Company officials also told the FDA it tests other areas like drains, forklifts and other locations that would typically indicate whether listeria is present.
The report shows the company’s management believed Dole had an effective program for identifying listeria through a combination of sampling procedures, Dole’s sanitation program, preventative monitoring and a history of negative listeria results in environmental samples over the past several years.
The food handled at the Springfield plant is safe, Goldfield said.
“We understand that these recent news reports may raise questions among our consumers and customers,” he said in a statement. “They should be assured, however, that we have worked in conjunction with the FDA to address those observations and ensure that Dole products are safe.”
More information is needed to determine whether Dole failed its duty to consumers or what steps it took after finding positive samples of listeria in its facility, said Benjamin Chapman, an associate professor and food safety specialist at North Carolina State University.
Listeria is a food-borne bacteria typically found in raw vegetables and meats, as well as some soft cheeses. About 1,600 illnesses and 260 deaths due to listeriosis occur annually in the U.S., according to the CDC.
The outbreak affected the health of 19 people in the U.S. and 14 people in Canada, according to the Centers for Disease Control and Prevention. Among the 19 in the U.S., one man in Michigan died.
Three people died in Canada, although it hasn’t been determined if listeria contributed to the cause of those deaths, the Canadian Public Health Agency has said.

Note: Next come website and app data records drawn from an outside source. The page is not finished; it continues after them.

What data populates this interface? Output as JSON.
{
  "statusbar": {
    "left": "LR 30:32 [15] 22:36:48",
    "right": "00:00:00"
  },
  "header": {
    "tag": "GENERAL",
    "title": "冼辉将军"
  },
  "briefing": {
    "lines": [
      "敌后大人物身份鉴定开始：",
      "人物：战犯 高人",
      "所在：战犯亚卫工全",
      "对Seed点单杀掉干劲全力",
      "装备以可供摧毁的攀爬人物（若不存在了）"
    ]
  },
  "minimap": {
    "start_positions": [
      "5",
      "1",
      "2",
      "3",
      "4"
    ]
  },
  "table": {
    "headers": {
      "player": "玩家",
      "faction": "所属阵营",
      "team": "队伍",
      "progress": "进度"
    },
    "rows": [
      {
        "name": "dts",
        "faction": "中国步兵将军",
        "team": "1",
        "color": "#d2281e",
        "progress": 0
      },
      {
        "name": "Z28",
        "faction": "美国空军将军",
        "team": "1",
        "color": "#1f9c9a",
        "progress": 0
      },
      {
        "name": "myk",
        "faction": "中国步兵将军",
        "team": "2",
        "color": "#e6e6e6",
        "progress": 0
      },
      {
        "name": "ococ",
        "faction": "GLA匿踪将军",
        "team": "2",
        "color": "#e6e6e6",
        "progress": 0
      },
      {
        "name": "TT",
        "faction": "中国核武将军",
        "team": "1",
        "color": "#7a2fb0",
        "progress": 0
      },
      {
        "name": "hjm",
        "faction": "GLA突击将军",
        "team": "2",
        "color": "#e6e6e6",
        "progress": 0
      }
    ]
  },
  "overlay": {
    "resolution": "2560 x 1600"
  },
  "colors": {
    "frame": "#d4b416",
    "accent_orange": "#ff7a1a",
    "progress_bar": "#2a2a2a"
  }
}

One key question the FDA reports don’t fully answer is whether the listeria samples were brought into the factory on a product like lettuce or whether it established a foothold within the facility, which Chapman said would be a more serious problem.
It’s also important to know what — if anything — Dole did to resolve the issue, he said.
“It’s not surprising there would be listeria there,” Chapman said. “What we don’t know is if those nine times they found it, whether it was transient or if it was resident. They might know that and they might not. It really depends on what they did further once they found those samples.”
Any time a serious illness is linked to a product it can create concern for a company’s customers moving forward, Chapman said.
“That’s a scary situation,” Chapman said. “That’s a problem in general that can affect trust in a company.”